> _PROBLEM TO SOLVE_
Search the data for the string "JOSE" and copy each line in which it appears.
** Opening SUPPLIED ENTRIES block **
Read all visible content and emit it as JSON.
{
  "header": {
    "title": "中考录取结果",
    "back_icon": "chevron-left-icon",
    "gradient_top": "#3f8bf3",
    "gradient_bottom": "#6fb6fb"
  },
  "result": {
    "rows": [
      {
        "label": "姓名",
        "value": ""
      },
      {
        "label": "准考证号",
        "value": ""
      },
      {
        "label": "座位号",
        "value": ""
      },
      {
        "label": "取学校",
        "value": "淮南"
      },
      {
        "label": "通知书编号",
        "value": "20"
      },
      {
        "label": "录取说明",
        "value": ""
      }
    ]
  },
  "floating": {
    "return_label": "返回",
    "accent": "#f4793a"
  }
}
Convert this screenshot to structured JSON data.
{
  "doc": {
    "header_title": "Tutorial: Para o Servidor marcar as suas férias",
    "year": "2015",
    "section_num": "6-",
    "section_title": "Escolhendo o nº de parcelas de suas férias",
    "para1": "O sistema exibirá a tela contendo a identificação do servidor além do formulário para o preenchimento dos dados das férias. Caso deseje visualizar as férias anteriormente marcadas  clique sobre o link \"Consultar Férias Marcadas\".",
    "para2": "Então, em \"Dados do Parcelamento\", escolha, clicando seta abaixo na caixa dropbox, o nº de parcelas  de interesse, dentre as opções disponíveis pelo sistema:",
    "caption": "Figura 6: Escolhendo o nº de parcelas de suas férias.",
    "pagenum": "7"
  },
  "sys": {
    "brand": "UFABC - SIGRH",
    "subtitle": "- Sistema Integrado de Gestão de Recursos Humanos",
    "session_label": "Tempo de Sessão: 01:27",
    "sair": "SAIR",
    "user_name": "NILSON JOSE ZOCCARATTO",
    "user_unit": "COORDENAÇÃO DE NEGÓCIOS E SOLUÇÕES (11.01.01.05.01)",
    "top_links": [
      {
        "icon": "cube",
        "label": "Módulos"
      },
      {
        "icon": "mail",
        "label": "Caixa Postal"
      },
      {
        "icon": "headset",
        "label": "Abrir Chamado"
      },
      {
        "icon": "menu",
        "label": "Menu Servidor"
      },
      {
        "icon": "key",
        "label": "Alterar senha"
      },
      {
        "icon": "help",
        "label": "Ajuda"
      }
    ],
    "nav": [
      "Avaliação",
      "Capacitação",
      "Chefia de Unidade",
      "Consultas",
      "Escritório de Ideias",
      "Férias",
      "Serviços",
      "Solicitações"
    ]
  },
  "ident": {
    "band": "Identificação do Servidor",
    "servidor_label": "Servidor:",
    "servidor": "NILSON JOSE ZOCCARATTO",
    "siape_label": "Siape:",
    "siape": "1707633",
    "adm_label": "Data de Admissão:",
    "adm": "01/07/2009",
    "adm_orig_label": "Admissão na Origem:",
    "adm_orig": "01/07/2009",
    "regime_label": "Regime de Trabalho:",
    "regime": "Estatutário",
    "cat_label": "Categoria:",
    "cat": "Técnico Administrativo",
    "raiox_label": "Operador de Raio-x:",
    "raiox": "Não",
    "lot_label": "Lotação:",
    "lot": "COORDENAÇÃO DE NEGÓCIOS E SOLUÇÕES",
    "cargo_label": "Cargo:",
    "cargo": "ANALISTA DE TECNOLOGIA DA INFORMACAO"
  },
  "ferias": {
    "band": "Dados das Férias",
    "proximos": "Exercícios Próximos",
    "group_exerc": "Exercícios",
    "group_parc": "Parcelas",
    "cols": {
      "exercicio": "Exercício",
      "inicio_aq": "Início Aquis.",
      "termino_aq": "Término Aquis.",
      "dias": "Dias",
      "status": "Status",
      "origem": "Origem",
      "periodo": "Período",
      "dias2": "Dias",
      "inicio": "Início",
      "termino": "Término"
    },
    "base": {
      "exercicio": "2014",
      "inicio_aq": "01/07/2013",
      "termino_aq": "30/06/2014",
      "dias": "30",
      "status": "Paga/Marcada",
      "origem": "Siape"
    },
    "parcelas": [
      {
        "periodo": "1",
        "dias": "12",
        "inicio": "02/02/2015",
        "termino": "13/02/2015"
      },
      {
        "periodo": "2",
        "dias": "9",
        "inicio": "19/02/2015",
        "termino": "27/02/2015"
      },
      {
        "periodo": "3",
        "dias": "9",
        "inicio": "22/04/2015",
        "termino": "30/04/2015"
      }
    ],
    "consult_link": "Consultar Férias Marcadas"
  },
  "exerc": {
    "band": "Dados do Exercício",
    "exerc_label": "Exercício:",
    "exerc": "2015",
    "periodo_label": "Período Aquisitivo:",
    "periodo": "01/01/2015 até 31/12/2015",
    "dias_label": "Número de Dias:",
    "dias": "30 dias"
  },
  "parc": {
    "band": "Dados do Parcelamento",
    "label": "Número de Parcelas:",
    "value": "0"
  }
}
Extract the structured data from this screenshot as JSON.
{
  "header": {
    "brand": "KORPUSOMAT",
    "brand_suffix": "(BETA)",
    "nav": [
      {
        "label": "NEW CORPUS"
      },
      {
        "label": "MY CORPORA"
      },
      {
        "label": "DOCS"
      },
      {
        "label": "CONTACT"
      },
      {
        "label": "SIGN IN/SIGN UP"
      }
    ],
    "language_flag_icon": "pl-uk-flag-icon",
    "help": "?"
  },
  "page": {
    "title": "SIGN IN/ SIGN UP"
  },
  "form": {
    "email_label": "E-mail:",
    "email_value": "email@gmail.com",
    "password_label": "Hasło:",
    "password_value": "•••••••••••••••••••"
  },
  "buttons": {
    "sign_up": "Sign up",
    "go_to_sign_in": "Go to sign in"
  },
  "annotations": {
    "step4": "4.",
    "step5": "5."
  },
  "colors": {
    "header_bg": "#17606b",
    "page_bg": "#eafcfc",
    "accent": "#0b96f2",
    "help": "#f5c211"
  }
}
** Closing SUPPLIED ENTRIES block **
> _WORKED SOLUTION_
    "user_name": "NILSON JOSE ZOCCARATTO",
    "servidor": "NILSON JOSE ZOCCARATTO",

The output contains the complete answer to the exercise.